Below are a few tips to bear in mind so you can achieve a finish without it going cloudy.
Keep The Right Temperature When Working: Cold temperatures and high humidity can seriously disrupt the finishing process, thus increasing the likelihood of blushing. Therefore, it is recommended that you install an oven in your finishing room to prevent these problems. Independently of the environmental condition, the Oven can control the temperature and humidity in the finishing room.
Do Not Apply an Old Finish: If you have to break or peel off a layer of dried finish from inside the can, then it has outlived its usefulness. The reaction does not stop as soon as the drying agents start reacting with the oxygen trapped within the can. The old finish you apply may never completely dry if this occurs. The best option is to buy only as much finish as you need for each project. Always begin each project with fresh products.
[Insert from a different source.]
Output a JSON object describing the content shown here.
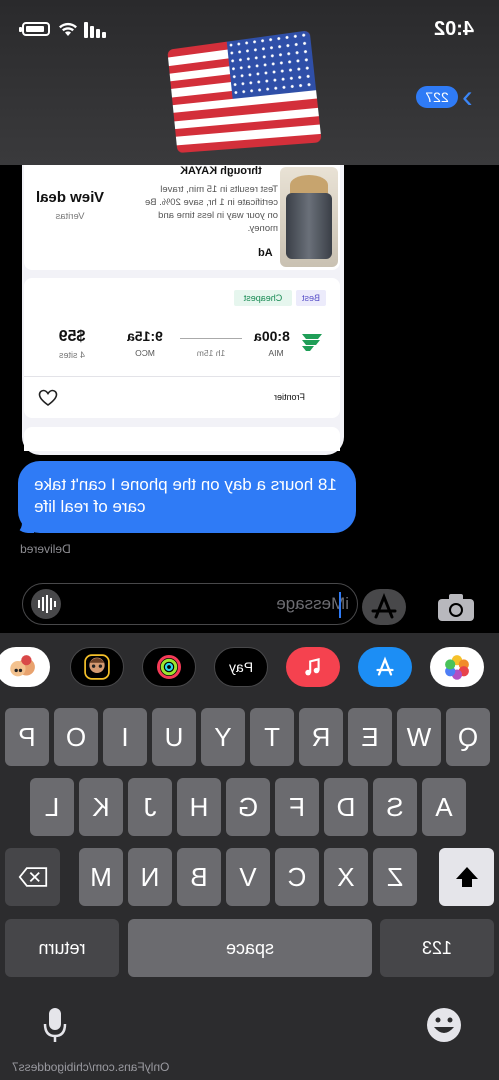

Use Lacquer Retarder: A retarder is a solvent that is used to slow the drying process. Most often, it’s combined with the topcoat. The addition of retarder will take much longer for the coat to dry overall, increasing the time available for the water vapor to exit the coating layer and escape. The addition of a retarder can solve the blushing problem in many cases.
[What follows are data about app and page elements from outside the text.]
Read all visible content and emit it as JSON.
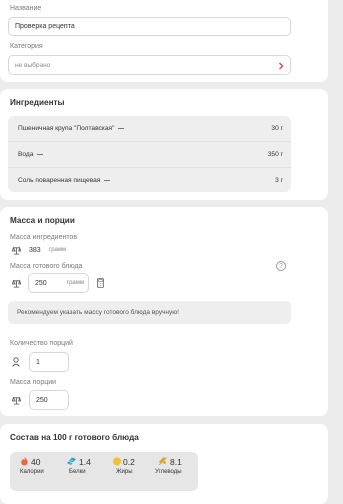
{
  "recipe": {
    "name_label": "Название",
    "name_value": "Проверка рецепта",
    "category_label": "Категория",
    "category_value": "не выбрано"
  },
  "ingredients": {
    "title": "Ингредиенты",
    "items": [
      {
        "name": "Пшеничная крупа \"Полтавская\"",
        "amount": "30 г"
      },
      {
        "name": "Вода",
        "amount": "350 г"
      },
      {
        "name": "Соль поваренная пищевая",
        "amount": "3 г"
      }
    ]
  },
  "mass": {
    "title": "Масса и порции",
    "ingredients_mass_label": "Масса ингредиентов",
    "ingredients_mass_value": "383",
    "ingredients_mass_unit": "грамм",
    "ready_mass_label": "Масса готового блюда",
    "ready_mass_value": "250",
    "ready_mass_unit": "грамм",
    "help_icon_glyph": "?",
    "notice": "Рекомендуем указать массу готового блюда вручную!",
    "portions_label": "Количество порций",
    "portions_value": "1",
    "portion_mass_label": "Масса порции",
    "portion_mass_value": "250"
  },
  "composition": {
    "title": "Состав на 100 г готового блюда",
    "nutrients": [
      {
        "value": "40",
        "label": "Калории",
        "icon": "flame-icon",
        "color": "#f0653a"
      },
      {
        "value": "1.4",
        "label": "Белки",
        "icon": "protein-icon",
        "color": "#2aa7c9"
      },
      {
        "value": "0.2",
        "label": "Жиры",
        "icon": "fat-drop-icon",
        "color": "#f2c12e"
      },
      {
        "value": "8.1",
        "label": "Углеводы",
        "icon": "wheat-icon",
        "color": "#e3a62c"
      }
    ]
  },
  "colors": {
    "accent": "#e63946",
    "notice_bg": "#eeeeee",
    "page_bg": "#ececec"
  }
}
Nevertheless, you should ensure that the addition retarder is not excessive. Using too much retarder will cause the drying process to become slower, affecting the entire production process. Additionally, retarders can affect the gloss of the coating films produced.
Do Not Apply Too Much Clear Coating: Applying a clear coating that is too thick will make the evaporation process more complex and more prolonged, allowing blushing to occur more quickly. Therefore, an average coating thickness is appropriate for coating application. Using one clear coat or two at most after sufficient drying and sanding is safer and will produce a better finish than applying a wet coat many times at once.
Use A Good Quality Thinner: As part of reducing viscosity, a thinner is added to a finishing material to dissolve the material. However, for a thinner to work correctly, there must be enough solvent in it (the material that dissolves the clear coating). Therefore, it is best to choose a thinner that contains enough solvent to diminish the chances of having problems in the finishing process.
Thinners with too much diluent will impact evaporation in the finishing process. However, a suitable thinner can efficiently resolve other finishing problems.
How TO Fix Cloudy Lacquer
Lacquer is an evaporative finish; it cures with the evaporation of its solvent. Lacquer skims over, i.e., it dries from the surface inward. However, blushing, i.e., cloudiness or milkiness, is typical with lacquer finishing.
To eliminate cloudiness on finished wood, follow the procedure.
- Reduce the humidity in the room by using a dehumidifier or opening the windows and doors to increase airflow and reduce moisture trapped inside the area to be sprayed. In most cases, you would like to achieve the lowest relative humidity possible, but most manufacturers suggest a 50% or less relative humidity level.
- The next step is to mix up a batch of 50/50 lacquer retarder and lacquer thinner to be applied in one coat. The lacquer retarder lengthens the dry time, so any moisture trapped can evaporate. In addition, it dissolves the previous lacquer coat so that the cloudy appearance disappears.
- Fill a spray rig with the mixture and apply a smooth fog coat using the lowest pressure and volume. Aim to minimize the level of overspray and bounceback.
Note: Be sure to wear a respirator mask before spraying as this combination can be hazardous.
- Once the finish has dried, hand sand lightly with 320 grit sandpaper, use a clean rag to dust off the area after sanding, and feel its smoothness with your hand.
- Following this, you can spray on the second coat of lacquer and lacquer thinner. Again, the present humidity may determine whether a lacquer retarder is needed.
You can sand after spraying and repeat this process as many times as you want.
Having looked through the cause of cloudiness in wood, how to avoid it, and how to remedy the situation, you should be ready and confident to carry out your next project. A perfectly clear finish is attainable if the necessary guides and tips are followed. Follow all these and you should never struggle with cloudy finish ever again.